Water conservation efforts in the Clackamas Basin began in the early 1990’s when Clackamas River public water providers joined with other regional water providers to make up what is now called the Regional Water Providers Consortium later to become the Consortium Conservation Committee (CCC).. The goal of regional conservation efforts has been to work together to plan and implement regional programs to reduce summer peak water use, while promoting a consistent regional conservation message. Clackamas River Water Provider members continue to be apart of the Regional Water Providers Consortium.
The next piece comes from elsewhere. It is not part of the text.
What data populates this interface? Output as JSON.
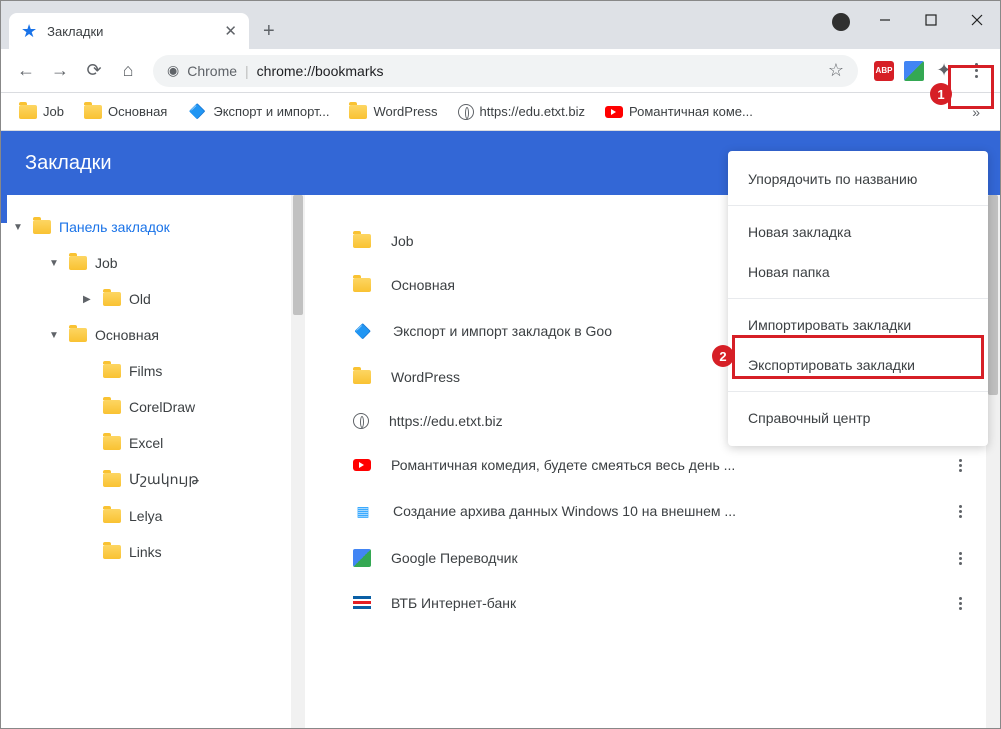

Local conservation efforts expanded in 2007 when the Clackamas River Water Providers (CRWP) adopted the conservation program that was being implemented by South Fork Water Board and expanded it to cover most of the CRWP members. The CRWP currently provides water conservation programs and services to the following members: the City of Estacada, the City of Gladstone, Oak Lodge Water District, South Fork Water Board, and Sunrise Water Authority. Clackamas River Water and the City of Lake Oswego have opted not participate in the CRWP Conservation Program.

Municipal Water Management and Conservation Plans (WMCP) provide a process for municipal water supplies to develop plans to meet future water needs. All CRWP members are required to develop these Plans as part of their water right permit conditions. These Plans are used to demonstrate our communities´ needs for increased diversions of water under their water permits as our communities and water demands grow. The Plans explain how we will manage and conserve water supplies and are intended to represent a pro-active evaluation of conservation measures that we can undertake.

All water providers must implement the following conservation measures:

  • Conduct annual water system audits. 
  • Full metering of the water system. 
  • Meter testing and maintenance programs.
  • A rate structure based, at least in part, on the quantity of water metered. 
  • Leak detection programs. 
  • Public education programs focused on efficient water use and low water use landscaping.

In addition, many water providers are required to implement technical and financial assistance programs such as rebate programs, where the cost of purchasing water-efficient fixtures or equipment are partially offset.

The CRWP implements a Public Outreach and Education Program as well as a Conservation Rebate Program on behalf of its members to encourage efficient water use and meet WMCP requirements. These programs have a number of individual programs or components that provide awareness, information, motivation and action for efficient indoor and outdoor water use practices.

Water conservation is an important tool in meeting the water supply needs of our communities and can help us reduce the cost of developing new water supplies. It also allows us to leave more water in the rivers for fish and recreation.

For more information contact
the Public Outreach & Education Coordinator at (503) 723-3511.